**REQUIRED WORK**:
No pictures, nothing altered: return the data below.

**DATA TO PROCESS**:
------------------------------------
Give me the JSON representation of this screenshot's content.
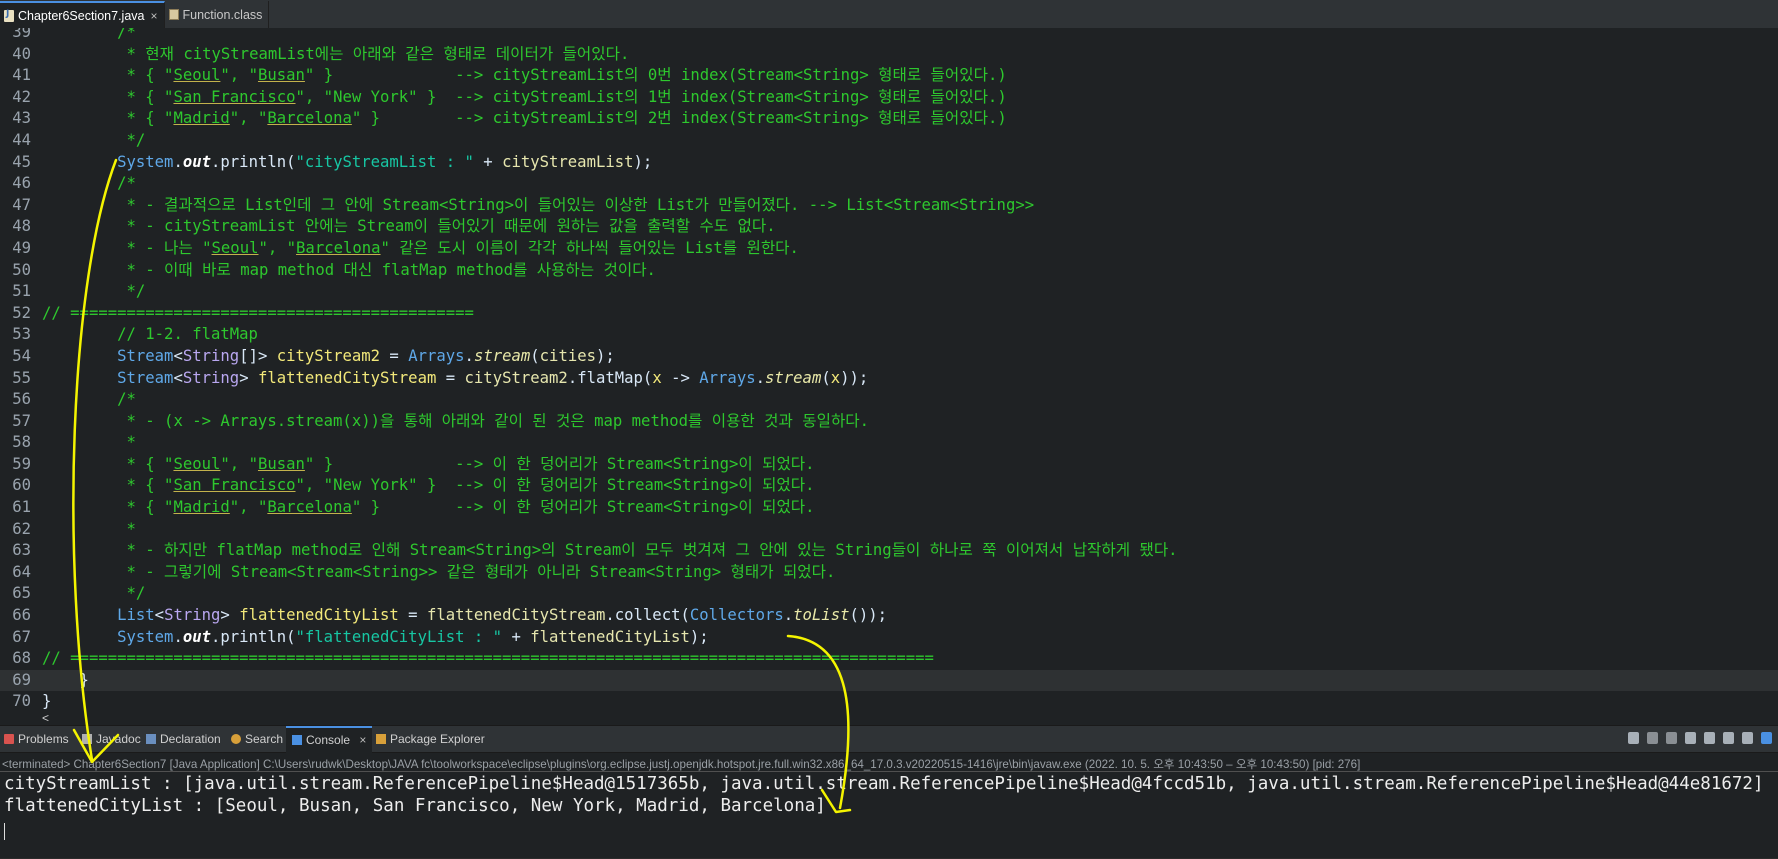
{
  "editor_tabs": [
    {
      "label": "Chapter6Section7.java",
      "close": "×",
      "active": true
    },
    {
      "label": "Function.class",
      "active": false
    }
  ],
  "code_lines": [
    {
      "num": "39",
      "html": "        <span class='c'>/*</span>"
    },
    {
      "num": "40",
      "html": "         <span class='c'>* 현재 cityStreamList에는 아래와 같은 형태로 데이터가 들어있다.</span>"
    },
    {
      "num": "41",
      "html": "         <span class='c'>* { \"<span class='u'>Seoul</span>\", \"<span class='u'>Busan</span>\" }             --&gt; cityStreamList의 0번 index(Stream&lt;String&gt; 형태로 들어있다.)</span>"
    },
    {
      "num": "42",
      "html": "         <span class='c'>* { \"<span class='u'>San Francisco</span>\", \"New York\" }  --&gt; cityStreamList의 1번 index(Stream&lt;String&gt; 형태로 들어있다.)</span>"
    },
    {
      "num": "43",
      "html": "         <span class='c'>* { \"<span class='u'>Madrid</span>\", \"<span class='u'>Barcelona</span>\" }        --&gt; cityStreamList의 2번 index(Stream&lt;String&gt; 형태로 들어있다.)</span>"
    },
    {
      "num": "44",
      "html": "         <span class='c'>*/</span>"
    },
    {
      "num": "45",
      "html": "        <span class='cls'>System</span>.<span class='fd'>out</span>.println(<span class='st'>\"cityStreamList : \"</span> + <span class='vb'>cityStreamList</span>);"
    },
    {
      "num": "46",
      "html": "        <span class='c'>/*</span>"
    },
    {
      "num": "47",
      "html": "         <span class='c'>* - 결과적으로 List인데 그 안에 Stream&lt;String&gt;이 들어있는 이상한 List가 만들어졌다. --&gt; List&lt;Stream&lt;String&gt;&gt;</span>"
    },
    {
      "num": "48",
      "html": "         <span class='c'>* - cityStreamList 안에는 Stream이 들어있기 때문에 원하는 값을 출력할 수도 없다.</span>"
    },
    {
      "num": "49",
      "html": "         <span class='c'>* - 나는 \"<span class='u'>Seoul</span>\", \"<span class='u'>Barcelona</span>\" 같은 도시 이름이 각각 하나씩 들어있는 List를 원한다.</span>"
    },
    {
      "num": "50",
      "html": "         <span class='c'>* - 이때 바로 map method 대신 flatMap method를 사용하는 것이다.</span>"
    },
    {
      "num": "51",
      "html": "         <span class='c'>*/</span>"
    },
    {
      "num": "52",
      "html": "<span class='c'>// ===========================================</span>"
    },
    {
      "num": "53",
      "html": "        <span class='c'>// 1-2. flatMap</span>"
    },
    {
      "num": "54",
      "html": "        <span class='cls'>Stream</span>&lt;<span class='t'>String</span>[]&gt; <span class='v'>cityStream2</span> = <span class='cls'>Arrays</span>.<span class='sm'>stream</span>(<span class='vb'>cities</span>);"
    },
    {
      "num": "55",
      "html": "        <span class='cls'>Stream</span>&lt;<span class='t'>String</span>&gt; <span class='v'>flattenedCityStream</span> = <span class='vb'>cityStream2</span>.flatMap(<span class='v'>x</span> -&gt; <span class='cls'>Arrays</span>.<span class='sm'>stream</span>(<span class='v'>x</span>));"
    },
    {
      "num": "56",
      "html": "        <span class='c'>/*</span>"
    },
    {
      "num": "57",
      "html": "         <span class='c'>* - (x -&gt; Arrays.stream(x))을 통해 아래와 같이 된 것은 map method를 이용한 것과 동일하다.</span>"
    },
    {
      "num": "58",
      "html": "         <span class='c'>*</span>"
    },
    {
      "num": "59",
      "html": "         <span class='c'>* { \"<span class='u'>Seoul</span>\", \"<span class='u'>Busan</span>\" }             --&gt; 이 한 덩어리가 Stream&lt;String&gt;이 되었다.</span>"
    },
    {
      "num": "60",
      "html": "         <span class='c'>* { \"<span class='u'>San Francisco</span>\", \"New York\" }  --&gt; 이 한 덩어리가 Stream&lt;String&gt;이 되었다.</span>"
    },
    {
      "num": "61",
      "html": "         <span class='c'>* { \"<span class='u'>Madrid</span>\", \"<span class='u'>Barcelona</span>\" }        --&gt; 이 한 덩어리가 Stream&lt;String&gt;이 되었다.</span>"
    },
    {
      "num": "62",
      "html": "         <span class='c'>*</span>"
    },
    {
      "num": "63",
      "html": "         <span class='c'>* - 하지만 flatMap method로 인해 Stream&lt;String&gt;의 Stream이 모두 벗겨져 그 안에 있는 String들이 하나로 쭉 이어져서 납작하게 됐다.</span>"
    },
    {
      "num": "64",
      "html": "         <span class='c'>* - 그렇기에 Stream&lt;Stream&lt;String&gt;&gt; 같은 형태가 아니라 Stream&lt;String&gt; 형태가 되었다.</span>"
    },
    {
      "num": "65",
      "html": "         <span class='c'>*/</span>"
    },
    {
      "num": "66",
      "html": "        <span class='cls'>List</span>&lt;<span class='t'>String</span>&gt; <span class='v'>flattenedCityList</span> = <span class='vb'>flattenedCityStream</span>.collect(<span class='cls'>Collectors</span>.<span class='sm'>toList</span>());"
    },
    {
      "num": "67",
      "html": "        <span class='cls'>System</span>.<span class='fd'>out</span>.println(<span class='st'>\"flattenedCityList : \"</span> + <span class='vb'>flattenedCityList</span>);"
    },
    {
      "num": "68",
      "html": "<span class='c'>// ============================================================================================</span>"
    },
    {
      "num": "69",
      "html": "    }",
      "highlight": true
    },
    {
      "num": "70",
      "html": "}"
    }
  ],
  "editor_scroll_marker": "<",
  "view_tabs": [
    {
      "label": "Problems",
      "color": "#d9534f"
    },
    {
      "label": "Javadoc",
      "color": "#b0b0b0"
    },
    {
      "label": "Declaration",
      "color": "#6a8fbf"
    },
    {
      "label": "Search",
      "color": "#d8a03a"
    },
    {
      "label": "Console",
      "color": "#4a90e2",
      "active": true,
      "close": "×"
    },
    {
      "label": "Package Explorer",
      "color": "#d8a03a"
    }
  ],
  "console": {
    "terminated_line": "<terminated> Chapter6Section7 [Java Application] C:\\Users\\rudwk\\Desktop\\JAVA fc\\toolworkspace\\eclipse\\plugins\\org.eclipse.justj.openjdk.hotspot.jre.full.win32.x86_64_17.0.3.v20220515-1416\\jre\\bin\\javaw.exe  (2022. 10. 5. 오후 10:43:50 – 오후 10:43:50) [pid: 276]",
    "output": [
      "cityStreamList : [java.util.stream.ReferencePipeline$Head@1517365b, java.util.stream.ReferencePipeline$Head@4fccd51b, java.util.stream.ReferencePipeline$Head@44e81672]",
      "flattenedCityList : [Seoul, Busan, San Francisco, New York, Madrid, Barcelona]"
    ]
  },
  "annotation_color": "#f4f400"
}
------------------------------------
**WRITTEN ANSWER**:
Give me the JSON representation of this screenshot's content.
{
  "editor_tabs": [
    {
      "label": "Chapter6Section7.java",
      "close": "×",
      "active": true
    },
    {
      "label": "Function.class",
      "active": false
    }
  ],
  "code_lines": [
    {
      "num": "39",
      "html": "        <span class='c'>/*</span>"
    },
    {
      "num": "40",
      "html": "         <span class='c'>* 현재 cityStreamList에는 아래와 같은 형태로 데이터가 들어있다.</span>"
    },
    {
      "num": "41",
      "html": "         <span class='c'>* { \"<span class='u'>Seoul</span>\", \"<span class='u'>Busan</span>\" }             --&gt; cityStreamList의 0번 index(Stream&lt;String&gt; 형태로 들어있다.)</span>"
    },
    {
      "num": "42",
      "html": "         <span class='c'>* { \"<span class='u'>San Francisco</span>\", \"New York\" }  --&gt; cityStreamList의 1번 index(Stream&lt;String&gt; 형태로 들어있다.)</span>"
    },
    {
      "num": "43",
      "html": "         <span class='c'>* { \"<span class='u'>Madrid</span>\", \"<span class='u'>Barcelona</span>\" }        --&gt; cityStreamList의 2번 index(Stream&lt;String&gt; 형태로 들어있다.)</span>"
    },
    {
      "num": "44",
      "html": "         <span class='c'>*/</span>"
    },
    {
      "num": "45",
      "html": "        <span class='cls'>System</span>.<span class='fd'>out</span>.println(<span class='st'>\"cityStreamList : \"</span> + <span class='vb'>cityStreamList</span>);"
    },
    {
      "num": "46",
      "html": "        <span class='c'>/*</span>"
    },
    {
      "num": "47",
      "html": "         <span class='c'>* - 결과적으로 List인데 그 안에 Stream&lt;String&gt;이 들어있는 이상한 List가 만들어졌다. --&gt; List&lt;Stream&lt;String&gt;&gt;</span>"
    },
    {
      "num": "48",
      "html": "         <span class='c'>* - cityStreamList 안에는 Stream이 들어있기 때문에 원하는 값을 출력할 수도 없다.</span>"
    },
    {
      "num": "49",
      "html": "         <span class='c'>* - 나는 \"<span class='u'>Seoul</span>\", \"<span class='u'>Barcelona</span>\" 같은 도시 이름이 각각 하나씩 들어있는 List를 원한다.</span>"
    },
    {
      "num": "50",
      "html": "         <span class='c'>* - 이때 바로 map method 대신 flatMap method를 사용하는 것이다.</span>"
    },
    {
      "num": "51",
      "html": "         <span class='c'>*/</span>"
    },
    {
      "num": "52",
      "html": "<span class='c'>// ===========================================</span>"
    },
    {
      "num": "53",
      "html": "        <span class='c'>// 1-2. flatMap</span>"
    },
    {
      "num": "54",
      "html": "        <span class='cls'>Stream</span>&lt;<span class='t'>String</span>[]&gt; <span class='v'>cityStream2</span> = <span class='cls'>Arrays</span>.<span class='sm'>stream</span>(<span class='vb'>cities</span>);"
    },
    {
      "num": "55",
      "html": "        <span class='cls'>Stream</span>&lt;<span class='t'>String</span>&gt; <span class='v'>flattenedCityStream</span> = <span class='vb'>cityStream2</span>.flatMap(<span class='v'>x</span> -&gt; <span class='cls'>Arrays</span>.<span class='sm'>stream</span>(<span class='v'>x</span>));"
    },
    {
      "num": "56",
      "html": "        <span class='c'>/*</span>"
    },
    {
      "num": "57",
      "html": "         <span class='c'>* - (x -&gt; Arrays.stream(x))을 통해 아래와 같이 된 것은 map method를 이용한 것과 동일하다.</span>"
    },
    {
      "num": "58",
      "html": "         <span class='c'>*</span>"
    },
    {
      "num": "59",
      "html": "         <span class='c'>* { \"<span class='u'>Seoul</span>\", \"<span class='u'>Busan</span>\" }             --&gt; 이 한 덩어리가 Stream&lt;String&gt;이 되었다.</span>"
    },
    {
      "num": "60",
      "html": "         <span class='c'>* { \"<span class='u'>San Francisco</span>\", \"New York\" }  --&gt; 이 한 덩어리가 Stream&lt;String&gt;이 되었다.</span>"
    },
    {
      "num": "61",
      "html": "         <span class='c'>* { \"<span class='u'>Madrid</span>\", \"<span class='u'>Barcelona</span>\" }        --&gt; 이 한 덩어리가 Stream&lt;String&gt;이 되었다.</span>"
    },
    {
      "num": "62",
      "html": "         <span class='c'>*</span>"
    },
    {
      "num": "63",
      "html": "         <span class='c'>* - 하지만 flatMap method로 인해 Stream&lt;String&gt;의 Stream이 모두 벗겨져 그 안에 있는 String들이 하나로 쭉 이어져서 납작하게 됐다.</span>"
    },
    {
      "num": "64",
      "html": "         <span class='c'>* - 그렇기에 Stream&lt;Stream&lt;String&gt;&gt; 같은 형태가 아니라 Stream&lt;String&gt; 형태가 되었다.</span>"
    },
    {
      "num": "65",
      "html": "         <span class='c'>*/</span>"
    },
    {
      "num": "66",
      "html": "        <span class='cls'>List</span>&lt;<span class='t'>String</span>&gt; <span class='v'>flattenedCityList</span> = <span class='vb'>flattenedCityStream</span>.collect(<span class='cls'>Collectors</span>.<span class='sm'>toList</span>());"
    },
    {
      "num": "67",
      "html": "        <span class='cls'>System</span>.<span class='fd'>out</span>.println(<span class='st'>\"flattenedCityList : \"</span> + <span class='vb'>flattenedCityList</span>);"
    },
    {
      "num": "68",
      "html": "<span class='c'>// ============================================================================================</span>"
    },
    {
      "num": "69",
      "html": "    }",
      "highlight": true
    },
    {
      "num": "70",
      "html": "}"
    }
  ],
  "editor_scroll_marker": "<",
  "view_tabs": [
    {
      "label": "Problems",
      "color": "#d9534f"
    },
    {
      "label": "Javadoc",
      "color": "#b0b0b0"
    },
    {
      "label": "Declaration",
      "color": "#6a8fbf"
    },
    {
      "label": "Search",
      "color": "#d8a03a"
    },
    {
      "label": "Console",
      "color": "#4a90e2",
      "active": true,
      "close": "×"
    },
    {
      "label": "Package Explorer",
      "color": "#d8a03a"
    }
  ],
  "console": {
    "terminated_line": "<terminated> Chapter6Section7 [Java Application] C:\\Users\\rudwk\\Desktop\\JAVA fc\\toolworkspace\\eclipse\\plugins\\org.eclipse.justj.openjdk.hotspot.jre.full.win32.x86_64_17.0.3.v20220515-1416\\jre\\bin\\javaw.exe  (2022. 10. 5. 오후 10:43:50 – 오후 10:43:50) [pid: 276]",
    "output": [
      "cityStreamList : [java.util.stream.ReferencePipeline$Head@1517365b, java.util.stream.ReferencePipeline$Head@4fccd51b, java.util.stream.ReferencePipeline$Head@44e81672]",
      "flattenedCityList : [Seoul, Busan, San Francisco, New York, Madrid, Barcelona]"
    ]
  },
  "annotation_color": "#f4f400"
}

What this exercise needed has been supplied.